[Task to complete]
Given the records below, pull every line with the word "disque" into the answer.

[Given information]
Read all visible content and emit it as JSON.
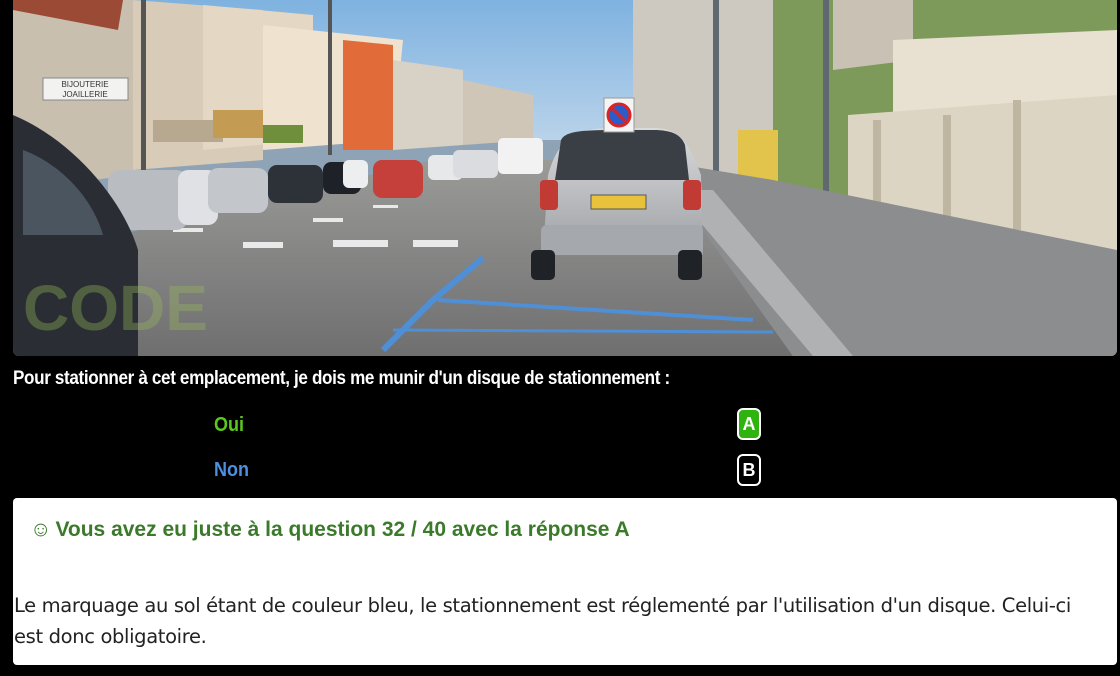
{
  "photo": {
    "sign_left_line1": "BIJOUTERIE",
    "sign_left_line2": "JOAILLERIE",
    "watermark_text": "CODE"
  },
  "quiz": {
    "question": "Pour stationner à cet emplacement, je dois me munir d'un disque de stationnement :",
    "answers": [
      {
        "label": "Oui",
        "key": "A",
        "color": "#5bc81e",
        "selected": true
      },
      {
        "label": "Non",
        "key": "B",
        "color": "#4d8fe0",
        "selected": false
      }
    ]
  },
  "result": {
    "icon": "smiley-icon",
    "icon_glyph": "☺",
    "title": "Vous avez eu juste à la question 32 / 40 avec la réponse A",
    "explanation": "Le marquage au sol étant de couleur bleu, le stationnement est réglementé par l'utilisation d'un disque. Celui-ci est donc obligatoire.",
    "title_color": "#3a7a2a"
  }
}
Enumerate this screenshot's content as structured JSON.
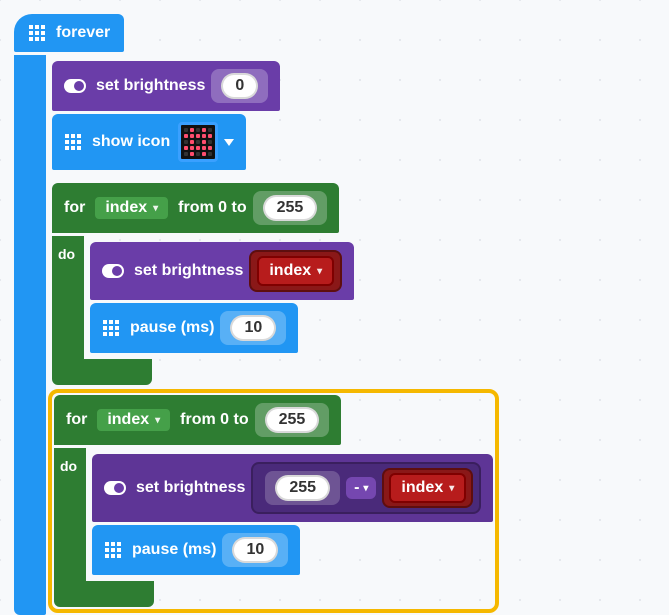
{
  "forever": {
    "label": "forever"
  },
  "setBrightness1": {
    "label": "set brightness",
    "value": "0"
  },
  "showIcon": {
    "label": "show icon",
    "pattern": [
      0,
      1,
      0,
      1,
      0,
      1,
      1,
      1,
      1,
      1,
      0,
      1,
      0,
      1,
      0,
      1,
      1,
      1,
      1,
      1,
      0,
      1,
      0,
      1,
      0
    ]
  },
  "for1": {
    "label_for": "for",
    "var": "index",
    "label_from": "from 0 to",
    "to": "255",
    "do": "do",
    "setBrightness": {
      "label": "set brightness",
      "var": "index"
    },
    "pause": {
      "label": "pause (ms)",
      "value": "10"
    }
  },
  "for2": {
    "label_for": "for",
    "var": "index",
    "label_from": "from 0 to",
    "to": "255",
    "do": "do",
    "setBrightness": {
      "label": "set brightness",
      "left": "255",
      "op": "-",
      "rightVar": "index"
    },
    "pause": {
      "label": "pause (ms)",
      "value": "10"
    }
  }
}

[Response box]
    "question": "Pour stationner à cet emplacement, je dois me munir d'un disque de stationnement :",
    "explanation": "Le marquage au sol étant de couleur bleu, le stationnement est réglementé par l'utilisation d'un disque. Celui-ci est donc obligatoire.",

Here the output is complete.